* [PROBLEM TO WORK ON] Your task is to filter the entries and copy every line containing the string "顾客取件".

DATA UNDER STUDY section start

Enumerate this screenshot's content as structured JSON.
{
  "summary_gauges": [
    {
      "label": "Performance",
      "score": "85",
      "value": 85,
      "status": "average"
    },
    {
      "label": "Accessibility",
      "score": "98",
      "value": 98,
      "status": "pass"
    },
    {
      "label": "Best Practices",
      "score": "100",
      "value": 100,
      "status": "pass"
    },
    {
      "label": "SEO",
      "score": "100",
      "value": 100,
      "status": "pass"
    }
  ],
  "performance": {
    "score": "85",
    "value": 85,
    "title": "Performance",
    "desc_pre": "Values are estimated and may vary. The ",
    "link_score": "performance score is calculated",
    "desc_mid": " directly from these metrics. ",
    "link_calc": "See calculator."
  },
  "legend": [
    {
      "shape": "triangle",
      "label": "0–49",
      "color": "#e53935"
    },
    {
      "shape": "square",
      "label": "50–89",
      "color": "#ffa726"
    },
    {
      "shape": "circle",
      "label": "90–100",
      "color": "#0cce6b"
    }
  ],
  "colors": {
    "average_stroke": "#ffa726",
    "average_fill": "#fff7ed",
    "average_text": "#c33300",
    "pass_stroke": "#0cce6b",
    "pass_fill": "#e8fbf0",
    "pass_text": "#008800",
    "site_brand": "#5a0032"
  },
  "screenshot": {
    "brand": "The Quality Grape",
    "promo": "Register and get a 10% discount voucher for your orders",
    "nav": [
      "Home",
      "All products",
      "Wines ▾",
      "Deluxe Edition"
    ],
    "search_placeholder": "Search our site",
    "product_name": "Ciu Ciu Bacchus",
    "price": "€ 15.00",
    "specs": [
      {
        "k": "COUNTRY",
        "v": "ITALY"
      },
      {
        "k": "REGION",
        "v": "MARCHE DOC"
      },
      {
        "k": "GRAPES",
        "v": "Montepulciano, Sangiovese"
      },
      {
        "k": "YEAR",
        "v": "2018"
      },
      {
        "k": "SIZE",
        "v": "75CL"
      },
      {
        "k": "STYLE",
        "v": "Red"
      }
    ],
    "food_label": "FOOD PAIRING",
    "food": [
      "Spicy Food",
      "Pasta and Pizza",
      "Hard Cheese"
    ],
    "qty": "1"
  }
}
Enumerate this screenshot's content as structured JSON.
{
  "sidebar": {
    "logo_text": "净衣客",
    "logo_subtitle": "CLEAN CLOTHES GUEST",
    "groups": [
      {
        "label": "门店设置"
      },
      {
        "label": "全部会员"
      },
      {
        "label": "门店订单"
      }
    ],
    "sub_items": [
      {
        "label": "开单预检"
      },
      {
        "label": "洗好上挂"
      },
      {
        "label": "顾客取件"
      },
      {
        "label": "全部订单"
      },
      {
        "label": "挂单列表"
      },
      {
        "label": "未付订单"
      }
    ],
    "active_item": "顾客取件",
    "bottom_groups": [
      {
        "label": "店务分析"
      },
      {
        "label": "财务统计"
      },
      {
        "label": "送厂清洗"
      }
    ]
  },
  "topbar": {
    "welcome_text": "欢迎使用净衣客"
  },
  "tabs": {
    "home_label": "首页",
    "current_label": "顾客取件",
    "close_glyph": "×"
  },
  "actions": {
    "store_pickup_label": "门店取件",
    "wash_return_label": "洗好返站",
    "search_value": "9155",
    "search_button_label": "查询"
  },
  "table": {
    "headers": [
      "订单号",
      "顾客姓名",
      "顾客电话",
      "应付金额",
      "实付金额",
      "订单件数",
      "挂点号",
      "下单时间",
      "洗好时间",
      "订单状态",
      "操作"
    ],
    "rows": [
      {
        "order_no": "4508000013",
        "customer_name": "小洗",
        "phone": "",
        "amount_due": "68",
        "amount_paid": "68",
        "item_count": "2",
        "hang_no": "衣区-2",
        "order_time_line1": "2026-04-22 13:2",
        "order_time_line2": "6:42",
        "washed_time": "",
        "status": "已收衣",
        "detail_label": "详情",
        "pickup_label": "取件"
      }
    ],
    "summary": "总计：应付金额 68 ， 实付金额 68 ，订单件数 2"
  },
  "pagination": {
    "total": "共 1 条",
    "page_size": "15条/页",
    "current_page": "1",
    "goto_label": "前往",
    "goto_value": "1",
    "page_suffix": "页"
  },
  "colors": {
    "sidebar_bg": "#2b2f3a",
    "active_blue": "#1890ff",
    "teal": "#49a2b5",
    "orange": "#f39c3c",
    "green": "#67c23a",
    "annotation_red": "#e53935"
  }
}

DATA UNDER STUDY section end

* [EXERCISE ANSWER]
        "label": "顾客取件"
    "active_item": "顾客取件",
    "current_label": "顾客取件",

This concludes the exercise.